Animated Techniques

Randori no Kata (Junanahon) 1-17

(Performed by Nariyama Shihan, 8th Dan)


HIJI WAZA (Elbow Techniques 6-10)

    OSHI TAOSHI - "The Pushing Topple." In this technique, Tori slides back and to the left, avoiding the blow. As he does so, he pulls back on the attacker's arm. As the attacker pulls back to regain his balance, Tori slides forward, keeping the attacker's elbow in his own center and pushing towards the attacker's ear. This forces all of the attacker's weight onto his back, left foot. At that point, it is an easy matter to push a little more and knock the attacker over. A gentle elbow lock is used as a hold down for this demonstration. This is known as ikkyo in Aikikai and ikkajo in Yoshinkan. This is also, of course, a basic technique in Daitoryu.


    UDE GAESHI -  "The Arm Folding Technique." In this technique, Tori slides to the left to avoid the stab. As he does so, he grabs the attacker's arm and gives it a little tug. This causes the attacker to be slightly unbalanced. As the attacker pulls back with his arm in an attempt to regain his balance, Tori slides forward, bends the attacker's arm at the elbow, and pulls the attacker backward by folding the arm over, behind the shoulder. The attacker is thrown onto his back. This is essentially the same as kote gaeshi and similar techniques. In kata, uke falls backwards but it is possible to turn and throw to the side. This is based on the principles of 'mizu guruma' the 4th technique of Kodokan Judo's 'koshiki no kata'.


    HIKI TAOSHI - "The Pulling Topple." In this technique, Tori slides back and to his left to avoid the strike. As he does so, he blocks at the attacker's wrist with his right hand, and grabs the attacker's wrist underneath with his left. In doing so, his left hand is palm side upward. He then pulls back with that left hand while simultaneously turning the hand over, so that it is now palm-side downward. Doing so locks the attacker's elbow. The unbalanced attacker is now brought down by pulling and applying gentle pressure at the elbow with the right hand. This is based on the principles of 'mizu nagare' the 5th technique of Kodokan Judo's 'koshiki no kata'. Both hands and turned as in 'maki otoshi' in kendo. Uke moves his foot forward to regain his posture so it is important to practice moving backwards to succeed.
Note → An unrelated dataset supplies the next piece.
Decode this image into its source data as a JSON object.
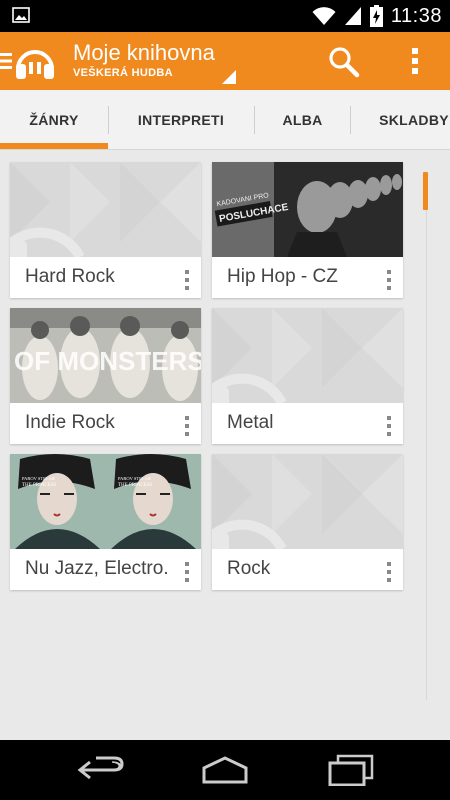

    UDE HINERI - "The Arm Twist." This technique is a counter to the previous one. One first attempts Hiki Taoshi: one grabs the wrist the same and tries to break the attacker's balance. If however, the attacker's balance is not fully broken, and he is pulling back, you go with it. As you can see Tori demonstrate, one steps to the outside, locks the attacker's arm under one's own, and then throws the attacker forward by twisting one's upper torso. Be sure not to lift upwards on the attacker's arm, as doing so will rip the shoulder out. Simply twisting while keeping the attacker's arm level will throw the attacker quite well. People who only practise kata may find this technique unfamiliar. However, it is always practised in suwari waza (kneeling techniques) as a finish to a technique.


    WAKI GATAME - "The Side Pin." The Japanese name for the technique refers to an arm bar applied while the defender is standing to the attacker's side. Tori first avoids the stab by sliding to the side. He simultaneously raises the attacker's arm using a hand blade. He grabs the attacker's arm and initially pulls him upward, breaking his balance. The attacker's arm is then brought down and snugly placed in the crook of the right elbow for the pin. Key to the technique is grabbing and rotating the attacker's forearm so as to lock out the elbow joint. Watch Nariyama's left hand accomplish this trick. In Tenjinshinyoryu jujitsu this technique is done in generally the same way as it is in aikido and judo. The arm is pinned to your side and your body weight is directly over the opponent's elbow. The dangers of applying it in this way have been identified in judo. Of course, it is comparatively safe in kata practice because uke does not resist strongly. However, the risk of causing an injury unintentionally is high. Tomiki Sensei showed how this can be applied safely during intense randori. Practice is required to understand the way that this can be applied without causing pain to uke.